  13. Antitumor effect of Deoxypodophyllotoxin on human breast cancer xenograft transplanted in BALB/c nude mice model.

    PubMed

    Khaled, Meyada; Belaaloui, Ghania; Jiang, Zhen-Zhou; Zhu, Xiong; Zhang, Lu-Yong

    2016-10-01

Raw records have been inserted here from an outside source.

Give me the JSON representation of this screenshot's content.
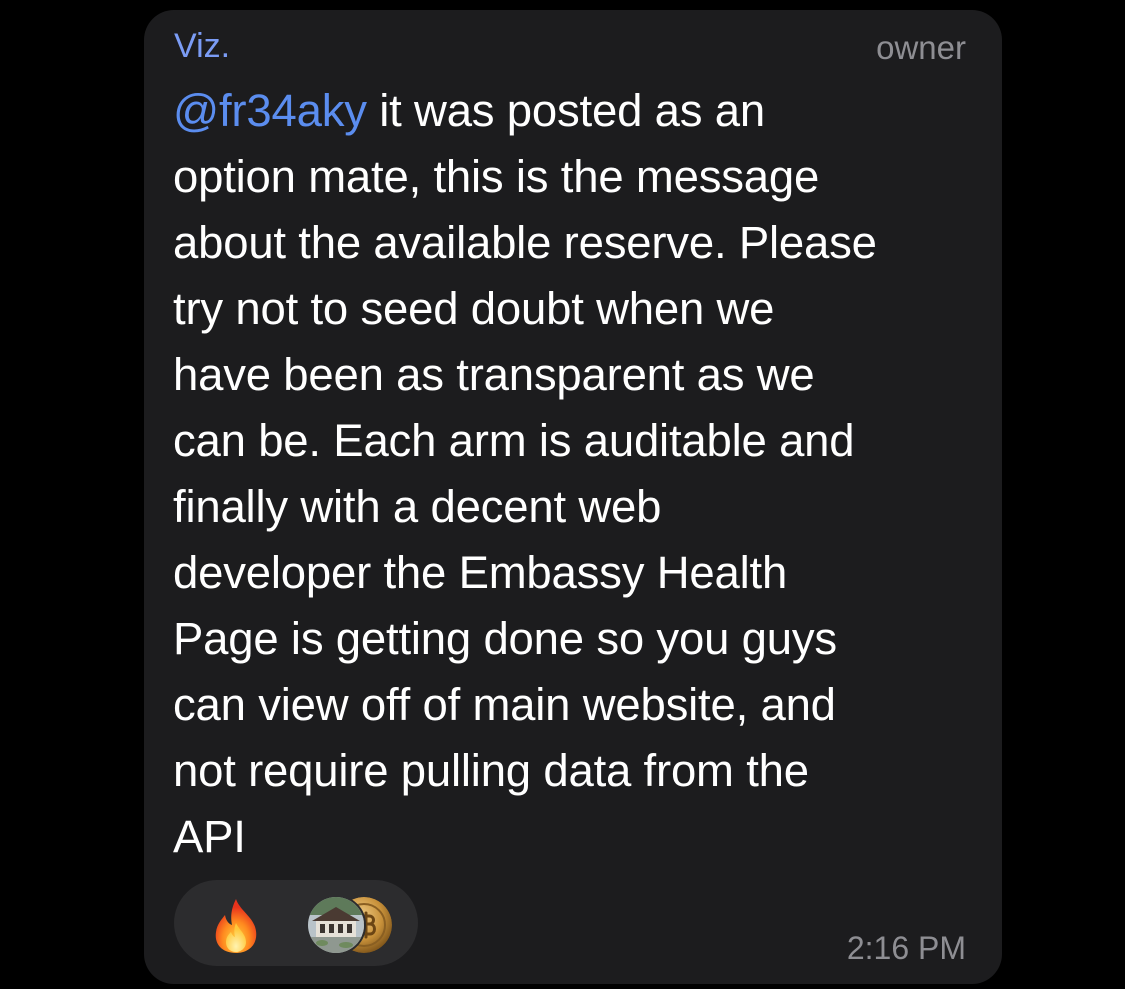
{
  "message": {
    "sender": "Viz.",
    "role": "owner",
    "mention": "@fr34aky",
    "lines": [
      " it was posted as an",
      "option mate, this is the message",
      "about the available reserve. Please",
      "try not to seed doubt when we",
      "have been as transparent as we",
      "can be. Each arm is auditable and",
      "finally with a decent web",
      "developer the Embassy Health",
      "Page is getting done so you guys",
      "can view off of main website, and",
      "not require pulling data from the",
      "API"
    ],
    "time": "2:16 PM"
  },
  "reactions": {
    "emoji_icon": "fire-icon",
    "reactor_avatars": [
      "house-photo-avatar",
      "bitcoin-coin-avatar"
    ]
  },
  "colors": {
    "background": "#000000",
    "bubble": "#1c1c1e",
    "sender": "#7b9cf5",
    "mention": "#5b8def",
    "meta": "#8e8e93",
    "reaction_pill": "#2c2c2e"
  }
}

    Recently, biologically active compounds isolated from plants used in herbal medicine have been the center of interest. Deoxypodophyllotoxin (DPT), structurally closely related to the lignan podophyllotoxin, was found to be a potent antitumor and antiproliferative agent, in several tumor cells, in vitro. However, DPT has not been used clinically yet because of the lack of in vivo studies. This study is the first report demonstrating the antitumor effect of DPT on MDA-MB-231 human breast cancer xenografts in nude mice. DPT, significantly, inhibited the growth of MDA-MB-231 xenograft in BALB/c nude mice. The T/C value (the value of the relative tumor volume of treatment group compared to the control group) of groups treated with 5, 10, and 20 mg/kg of intravenous DPT-HP-β-CD was 42.87%, 34.04% and 9.63%, respectively, suggesting the positive antitumor activity of DPT. In addition, the antitumor effect of DPT-HP-β-CD (20 mg/kg) in human breast cancer MDA-MB-231 xenograft was more effective than etoposide (VP-16) (20 mg/kg) and docetaxel (20 mg/kg). These findings suggest that this drug is a promising chemotherapy candidate against human breast carcinoma. Copyright © 2016 Japanese Society of Chemotherapy and The Japanese Association for Infectious Diseases. Published by Elsevier Ltd. All rights reserved.